Why Policies Don’t Work In Nigeria

Tunde Leye
3 min readJan 25, 2017


I had a conversation with a friend today and he pointed out how quickly policy impacts the daily lives of the American people once the president or state government enacts the policy, using Trumps recent rash of executive order signings as an example. Then he contrasted this with how in Nigeria, government makes policy after policy on the same thing, with lofty expectations and pronouncements on how the policy will change the lives of Nigerians, but months and years after “implementing” such policies, the reality of Nigerians’ lives is different from the official policy.

This got me thinking. Why does the Oga At The Top of the Federal Road Safety Commission for example repeatedly announce that Drivers’ Licenses are meant to cost 6,500Naira whereas in reality Nigerians continue to pay anything from 12,000Naira to 30,000Naira depending on how fast they want the license to “come out”. Or where the CBN announces FX policies but to the average Nigerian, the policy could as well be Ghana or Lesotho’s policy because it has no bearing on the reality of how they get dollars?

There are many reasons — bad policies, policies not grounded in sound economics, corruption and so on. But as I pondered, I came to a conclusion. All the above are important, but I found that there are some policies the government releases that have an almost instant impact. So it means if the policy is crafted right, with the right incentives to cause most Nigerians to comply leaving enforcement to deal with a relatively small number who don’t comply, policies in Nigeria can be like the policies in America. So why do the majority not work?

Here’s what I think — in Game Theory, there is a concept called the Socially Optimal Solution. This is the solution that is arrived at when we assume that people will by themselves chose the behavior that will result in them and everyone else getting the best share of resources or whatever else they are competing for. So it assumes for example that because we all know that the roads will be freer for all if everyone stays in lane, everyone will by themselves stay in lane. If you live in Lagos or Port Harcourt, I’m certain you just rolled your eyes. People simply do not behave in this manner in real life. They rather try to get ahead and take advantage of any “chances” they get to outsmart everyone else. You can check out the basics of the concept HERE

So, policies are made with the above in mind, with explicit incentives if you comply and then proper consequences for the few exceptions that do not adhere to the policies. In such cases, the impact of the policy cascades down quickly.

As much as possible, systems are put in place to make it nearly impossible to not adhere. The Japanese call this concept Poka Yoke — mistake proofing, with the belief that the best way to prevent mistakes is not to rely on the goodwill of the people, but to design the system so that it is very hard for anyone to make a mistake. So we see the building blocks of good policy making and implementation here

· Don’t assume people will behave in a socially optimal manner

· Craft with as much Poka Yoking as possible so complying is easier and cheaper than non-compliance

· Most people will comply because it is economically better

· Some people are slightly mad so they won’t comply

· Not to worry, because they are few, your enforcement systems and people will be able to easily identify them

· There are commensurate consequences for non-compliance

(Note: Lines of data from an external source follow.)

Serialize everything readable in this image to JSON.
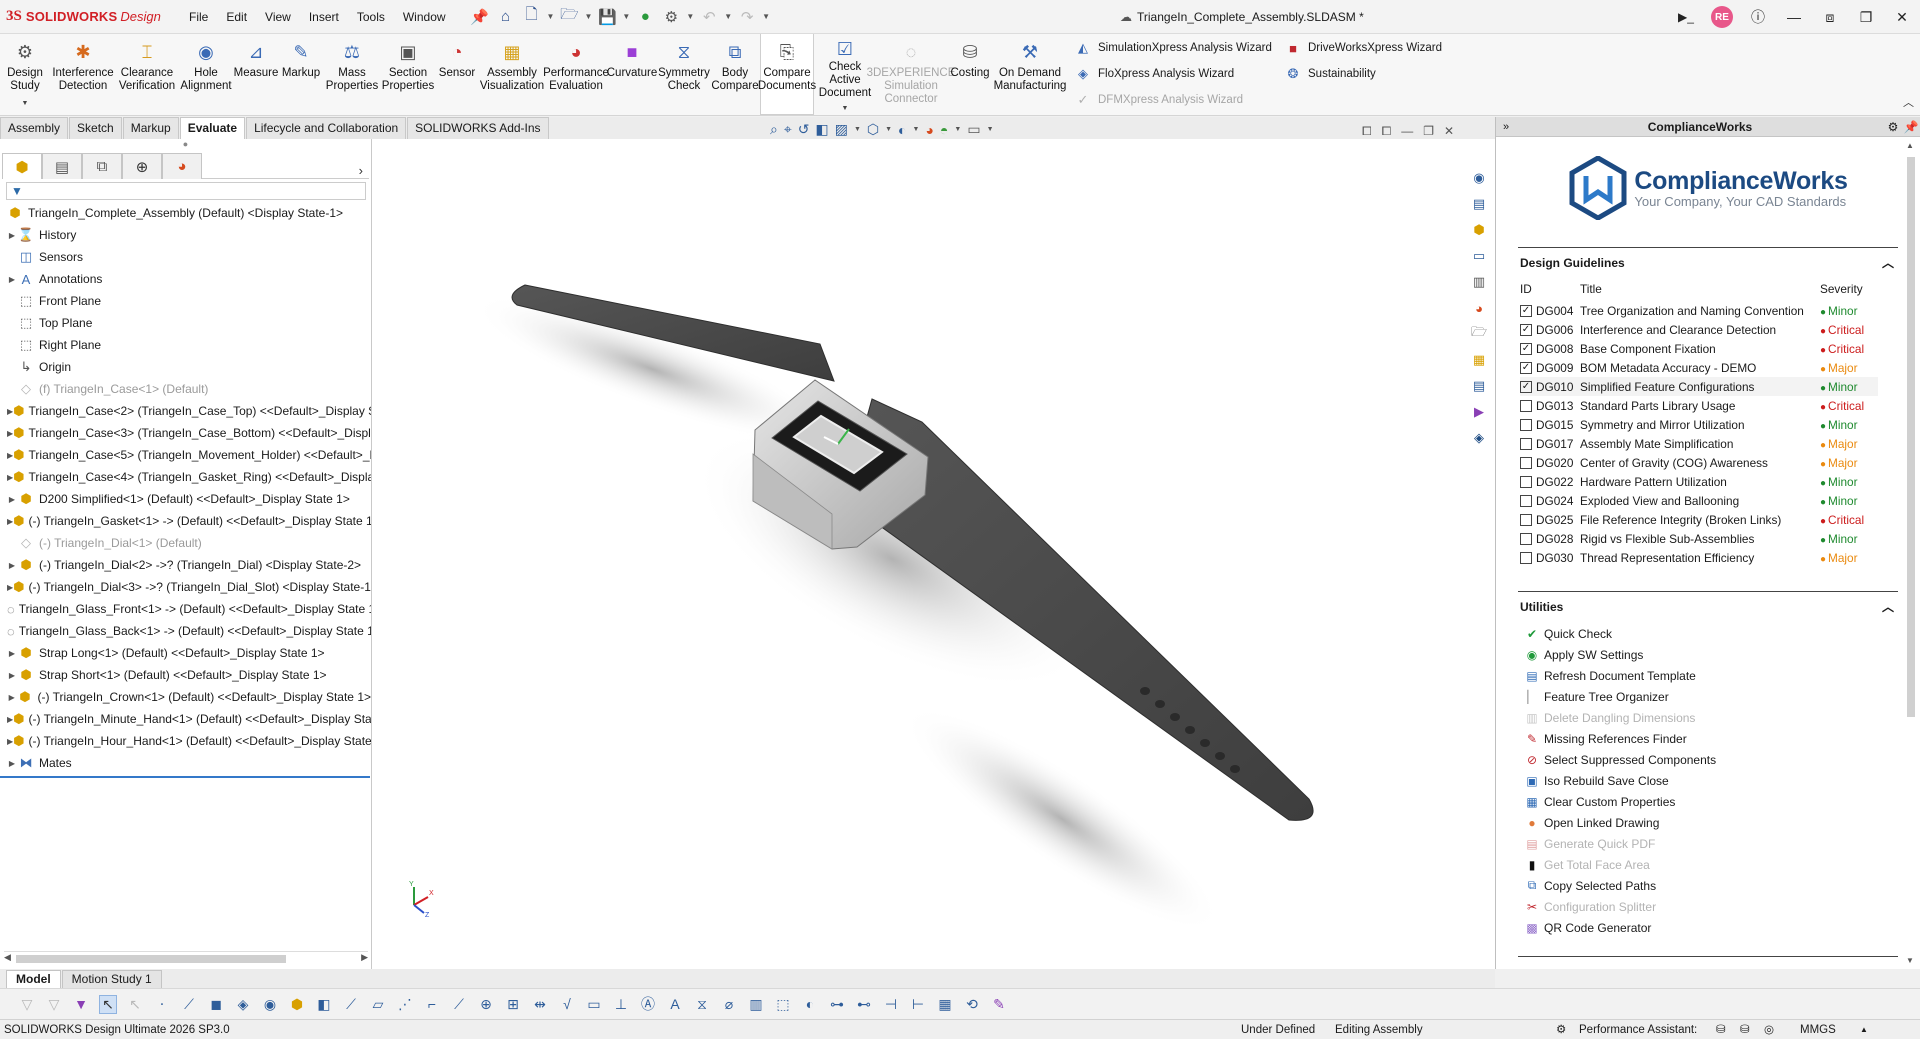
{
  "app": {
    "brand_ds": "3S",
    "brand_sw": "SOLIDWORKS",
    "brand_design": "Design",
    "document_title": "TriangeIn_Complete_Assembly.SLDASM *",
    "user_initials": "RE"
  },
  "menu": [
    "File",
    "Edit",
    "View",
    "Insert",
    "Tools",
    "Window"
  ],
  "ribbon": {
    "buttons": [
      {
        "label": "Design\nStudy",
        "icon": "design-study-icon",
        "glyph": "⚙",
        "color": "#555555"
      },
      {
        "label": "Interference\nDetection",
        "icon": "interference-icon",
        "glyph": "✱",
        "color": "#d66a1e"
      },
      {
        "label": "Clearance\nVerification",
        "icon": "clearance-icon",
        "glyph": "⌶",
        "color": "#d69a1e"
      },
      {
        "label": "Hole\nAlignment",
        "icon": "hole-alignment-icon",
        "glyph": "◉",
        "color": "#3a6ab5"
      },
      {
        "label": "Measure",
        "icon": "measure-icon",
        "glyph": "⊿",
        "color": "#3a6ab5"
      },
      {
        "label": "Markup",
        "icon": "markup-icon",
        "glyph": "✎",
        "color": "#3a6ab5"
      },
      {
        "label": "Mass\nProperties",
        "icon": "mass-properties-icon",
        "glyph": "⚖",
        "color": "#3a6ab5"
      },
      {
        "label": "Section\nProperties",
        "icon": "section-properties-icon",
        "glyph": "▣",
        "color": "#555555"
      },
      {
        "label": "Sensor",
        "icon": "sensor-icon",
        "glyph": "◔",
        "color": "#cc3333"
      },
      {
        "label": "Assembly\nVisualization",
        "icon": "assembly-visualization-icon",
        "glyph": "▦",
        "color": "#d6a21e"
      },
      {
        "label": "Performance\nEvaluation",
        "icon": "performance-evaluation-icon",
        "glyph": "◕",
        "color": "#cc3333"
      },
      {
        "label": "Curvature",
        "icon": "curvature-icon",
        "glyph": "■",
        "color": "#9b3fd6"
      },
      {
        "label": "Symmetry\nCheck",
        "icon": "symmetry-check-icon",
        "glyph": "⧖",
        "color": "#3a6ab5"
      },
      {
        "label": "Body\nCompare",
        "icon": "body-compare-icon",
        "glyph": "⧉",
        "color": "#3a6ab5"
      },
      {
        "label": "Compare\nDocuments",
        "icon": "compare-documents-icon",
        "glyph": "⎘",
        "color": "#555555",
        "active": true
      },
      {
        "label": "Check Active\nDocument",
        "icon": "check-active-document-icon",
        "glyph": "☑",
        "color": "#3a6ab5",
        "caret": true
      },
      {
        "label": "3DEXPERIENCE\nSimulation\nConnector",
        "icon": "3dexperience-icon",
        "glyph": "◌",
        "color": "#b0b0b0",
        "disabled": true
      },
      {
        "label": "Costing",
        "icon": "costing-icon",
        "glyph": "⛁",
        "color": "#555555"
      },
      {
        "label": "On Demand\nManufacturing",
        "icon": "on-demand-manufacturing-icon",
        "glyph": "⚒",
        "color": "#3a6ab5"
      }
    ],
    "wizards_col1": [
      {
        "label": "SimulationXpress Analysis Wizard",
        "icon": "simulationxpress-icon",
        "glyph": "◭",
        "color": "#3a6ab5"
      },
      {
        "label": "FloXpress Analysis Wizard",
        "icon": "floxpress-icon",
        "glyph": "◈",
        "color": "#3a6ab5"
      },
      {
        "label": "DFMXpress Analysis Wizard",
        "icon": "dfmxpress-icon",
        "glyph": "✓",
        "color": "#b0b0b0",
        "disabled": true
      }
    ],
    "wizards_col2": [
      {
        "label": "DriveWorksXpress Wizard",
        "icon": "driveworksxpress-icon",
        "glyph": "■",
        "color": "#c0282f"
      },
      {
        "label": "Sustainability",
        "icon": "sustainability-icon",
        "glyph": "❂",
        "color": "#3a6ab5"
      }
    ]
  },
  "command_tabs": [
    {
      "label": "Assembly"
    },
    {
      "label": "Sketch"
    },
    {
      "label": "Markup"
    },
    {
      "label": "Evaluate",
      "active": true
    },
    {
      "label": "Lifecycle and Collaboration"
    },
    {
      "label": "SOLIDWORKS Add-Ins"
    }
  ],
  "tree": {
    "root": "TriangeIn_Complete_Assembly (Default) <Display State-1>",
    "items": [
      {
        "label": "History",
        "icon": "history-icon",
        "glyph": "⌛",
        "cls": "icon-folder",
        "exp": true
      },
      {
        "label": "Sensors",
        "icon": "sensors-icon",
        "glyph": "◫",
        "cls": "icon-folder",
        "exp": false
      },
      {
        "label": "Annotations",
        "icon": "annotations-icon",
        "glyph": "A",
        "cls": "icon-folder",
        "exp": true
      },
      {
        "label": "Front Plane",
        "icon": "plane-icon",
        "glyph": "⬚",
        "cls": "icon-plane",
        "exp": false
      },
      {
        "label": "Top Plane",
        "icon": "plane-icon",
        "glyph": "⬚",
        "cls": "icon-plane",
        "exp": false
      },
      {
        "label": "Right Plane",
        "icon": "plane-icon",
        "glyph": "⬚",
        "cls": "icon-plane",
        "exp": false
      },
      {
        "label": "Origin",
        "icon": "origin-icon",
        "glyph": "↳",
        "cls": "icon-plane",
        "exp": false
      },
      {
        "label": "(f) TriangeIn_Case<1> (Default)",
        "icon": "part-icon",
        "glyph": "◇",
        "cls": "icon-part",
        "exp": false,
        "grey": true
      },
      {
        "label": "TriangeIn_Case<2> (TriangeIn_Case_Top) <<Default>_Display State 1>",
        "icon": "part-icon",
        "glyph": "⬢",
        "cls": "icon-part",
        "exp": true
      },
      {
        "label": "TriangeIn_Case<3> (TriangeIn_Case_Bottom) <<Default>_Display State 1>",
        "icon": "part-icon",
        "glyph": "⬢",
        "cls": "icon-part",
        "exp": true
      },
      {
        "label": "TriangeIn_Case<5> (TriangeIn_Movement_Holder) <<Default>_Display State 1>",
        "icon": "part-icon",
        "glyph": "⬢",
        "cls": "icon-part",
        "exp": true
      },
      {
        "label": "TriangeIn_Case<4> (TriangeIn_Gasket_Ring) <<Default>_Display State 1>",
        "icon": "part-icon",
        "glyph": "⬢",
        "cls": "icon-part",
        "exp": true
      },
      {
        "label": "D200 Simplified<1> (Default) <<Default>_Display State 1>",
        "icon": "part-icon",
        "glyph": "⬢",
        "cls": "icon-part",
        "exp": true
      },
      {
        "label": "(-) TriangeIn_Gasket<1> -> (Default) <<Default>_Display State 1>",
        "icon": "part-icon",
        "glyph": "⬢",
        "cls": "icon-part",
        "exp": true
      },
      {
        "label": "(-) TriangeIn_Dial<1> (Default)",
        "icon": "part-icon",
        "glyph": "◇",
        "cls": "icon-part",
        "exp": false,
        "grey": true
      },
      {
        "label": "(-) TriangeIn_Dial<2> ->? (TriangeIn_Dial) <Display State-2>",
        "icon": "part-icon",
        "glyph": "⬢",
        "cls": "icon-part",
        "exp": true
      },
      {
        "label": "(-) TriangeIn_Dial<3> ->? (TriangeIn_Dial_Slot) <Display State-1>",
        "icon": "part-icon",
        "glyph": "⬢",
        "cls": "icon-part",
        "exp": true
      },
      {
        "label": "TriangeIn_Glass_Front<1> -> (Default) <<Default>_Display State 1>",
        "icon": "glass-part-icon",
        "glyph": "◌",
        "cls": "icon-plane",
        "exp": false
      },
      {
        "label": "TriangeIn_Glass_Back<1> -> (Default) <<Default>_Display State 1>",
        "icon": "glass-part-icon",
        "glyph": "◌",
        "cls": "icon-plane",
        "exp": false
      },
      {
        "label": "Strap Long<1> (Default) <<Default>_Display State 1>",
        "icon": "part-icon",
        "glyph": "⬢",
        "cls": "icon-part",
        "exp": true
      },
      {
        "label": "Strap Short<1> (Default) <<Default>_Display State 1>",
        "icon": "part-icon",
        "glyph": "⬢",
        "cls": "icon-part",
        "exp": true
      },
      {
        "label": "(-) TriangeIn_Crown<1> (Default) <<Default>_Display State 1>",
        "icon": "part-icon",
        "glyph": "⬢",
        "cls": "icon-part",
        "exp": true
      },
      {
        "label": "(-) TriangeIn_Minute_Hand<1> (Default) <<Default>_Display State 1>",
        "icon": "part-icon",
        "glyph": "⬢",
        "cls": "icon-part",
        "exp": true
      },
      {
        "label": "(-) TriangeIn_Hour_Hand<1> (Default) <<Default>_Display State 1>",
        "icon": "part-icon",
        "glyph": "⬢",
        "cls": "icon-part",
        "exp": true
      },
      {
        "label": "Mates",
        "icon": "mates-icon",
        "glyph": "⧓",
        "cls": "icon-mates",
        "exp": true
      }
    ]
  },
  "compliance": {
    "panel_title": "ComplianceWorks",
    "logo_name": "ComplianceWorks",
    "logo_tagline": "Your Company, Your CAD Standards",
    "guidelines_title": "Design Guidelines",
    "columns": {
      "id": "ID",
      "title": "Title",
      "severity": "Severity"
    },
    "guidelines": [
      {
        "id": "DG004",
        "title": "Tree Organization and Naming Convention",
        "severity": "Minor",
        "checked": true
      },
      {
        "id": "DG006",
        "title": "Interference and Clearance Detection",
        "severity": "Critical",
        "checked": true
      },
      {
        "id": "DG008",
        "title": "Base Component Fixation",
        "severity": "Critical",
        "checked": true
      },
      {
        "id": "DG009",
        "title": "BOM Metadata Accuracy - DEMO",
        "severity": "Major",
        "checked": true
      },
      {
        "id": "DG010",
        "title": "Simplified Feature Configurations",
        "severity": "Minor",
        "checked": true,
        "selected": true
      },
      {
        "id": "DG013",
        "title": "Standard Parts Library Usage",
        "severity": "Critical",
        "checked": false
      },
      {
        "id": "DG015",
        "title": "Symmetry and Mirror Utilization",
        "severity": "Minor",
        "checked": false
      },
      {
        "id": "DG017",
        "title": "Assembly Mate Simplification",
        "severity": "Major",
        "checked": false
      },
      {
        "id": "DG020",
        "title": "Center of Gravity (COG) Awareness",
        "severity": "Major",
        "checked": false
      },
      {
        "id": "DG022",
        "title": "Hardware Pattern Utilization",
        "severity": "Minor",
        "checked": false
      },
      {
        "id": "DG024",
        "title": "Exploded View and Ballooning",
        "severity": "Minor",
        "checked": false
      },
      {
        "id": "DG025",
        "title": "File Reference Integrity (Broken Links)",
        "severity": "Critical",
        "checked": false
      },
      {
        "id": "DG028",
        "title": "Rigid vs Flexible Sub-Assemblies",
        "severity": "Minor",
        "checked": false
      },
      {
        "id": "DG030",
        "title": "Thread Representation Efficiency",
        "severity": "Major",
        "checked": false
      }
    ],
    "utilities_title": "Utilities",
    "utilities": [
      {
        "label": "Quick Check",
        "icon": "check-mark-icon",
        "glyph": "✔",
        "color": "#1f9a3a"
      },
      {
        "label": "Apply SW Settings",
        "icon": "apply-settings-icon",
        "glyph": "◉",
        "color": "#1f9a3a"
      },
      {
        "label": "Refresh Document Template",
        "icon": "refresh-template-icon",
        "glyph": "▤",
        "color": "#2e6ab5"
      },
      {
        "label": "Feature Tree Organizer",
        "icon": "tree-organizer-icon",
        "glyph": "▏",
        "color": "#9b9b9b"
      },
      {
        "label": "Delete Dangling Dimensions",
        "icon": "delete-dimensions-icon",
        "glyph": "▥",
        "color": "#c8c8c8",
        "disabled": true
      },
      {
        "label": "Missing References Finder",
        "icon": "missing-references-icon",
        "glyph": "✎",
        "color": "#c0282f"
      },
      {
        "label": "Select Suppressed Components",
        "icon": "suppressed-components-icon",
        "glyph": "⊘",
        "color": "#c0282f"
      },
      {
        "label": "Iso Rebuild Save Close",
        "icon": "rebuild-save-icon",
        "glyph": "▣",
        "color": "#2e6ab5"
      },
      {
        "label": "Clear Custom Properties",
        "icon": "clear-properties-icon",
        "glyph": "▦",
        "color": "#2e6ab5"
      },
      {
        "label": "Open Linked Drawing",
        "icon": "linked-drawing-icon",
        "glyph": "●",
        "color": "#e07a3a"
      },
      {
        "label": "Generate Quick PDF",
        "icon": "pdf-icon",
        "glyph": "▤",
        "color": "#e0a0a0",
        "disabled": true
      },
      {
        "label": "Get Total Face Area",
        "icon": "face-area-icon",
        "glyph": "▮",
        "color": "#111111",
        "disabled": true
      },
      {
        "label": "Copy Selected Paths",
        "icon": "copy-paths-icon",
        "glyph": "⧉",
        "color": "#2e6ab5"
      },
      {
        "label": "Configuration Splitter",
        "icon": "config-splitter-icon",
        "glyph": "✂",
        "color": "#c0282f",
        "disabled": true
      },
      {
        "label": "QR Code Generator",
        "icon": "qr-code-icon",
        "glyph": "▩",
        "color": "#8f6bc9"
      }
    ]
  },
  "bottom_tabs": [
    {
      "label": "Model",
      "active": true
    },
    {
      "label": "Motion Study 1"
    }
  ],
  "status": {
    "product": "SOLIDWORKS Design Ultimate 2026 SP3.0",
    "definition": "Under Defined",
    "mode": "Editing Assembly",
    "performance": "Performance Assistant:",
    "units": "MMGS"
  },
  "triad": {
    "x": "X",
    "y": "Y",
    "z": "Z"
  }
}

Here’s what I’ve found — in Nigeria, when the government is serious about a policy (cue, when it affects their interests, or the interests of the politically connected or powerful) they craft and implement the policy within the frame that people will not be socially optimal and Poka Yoke as much as possible and then make it extremely hard to change such policies. A good example is the Exclusive Legislative List.

But where it is one of those things that do not affect those vested interests, they craft and implement policy in a lazy manner, with buzz words like patriotism and Nigerian values being this or that way, and leave it to the people to chose the socially optimal solution. Of course this doesn’t happen. And because the people know and the government knows this, everyone carries on without consequences. Until some newbie announces the same policy again and promises to “bring all flouters to book”. I’m sure everyone can come up with tons of examples. So, there you have it.



Tunde Leye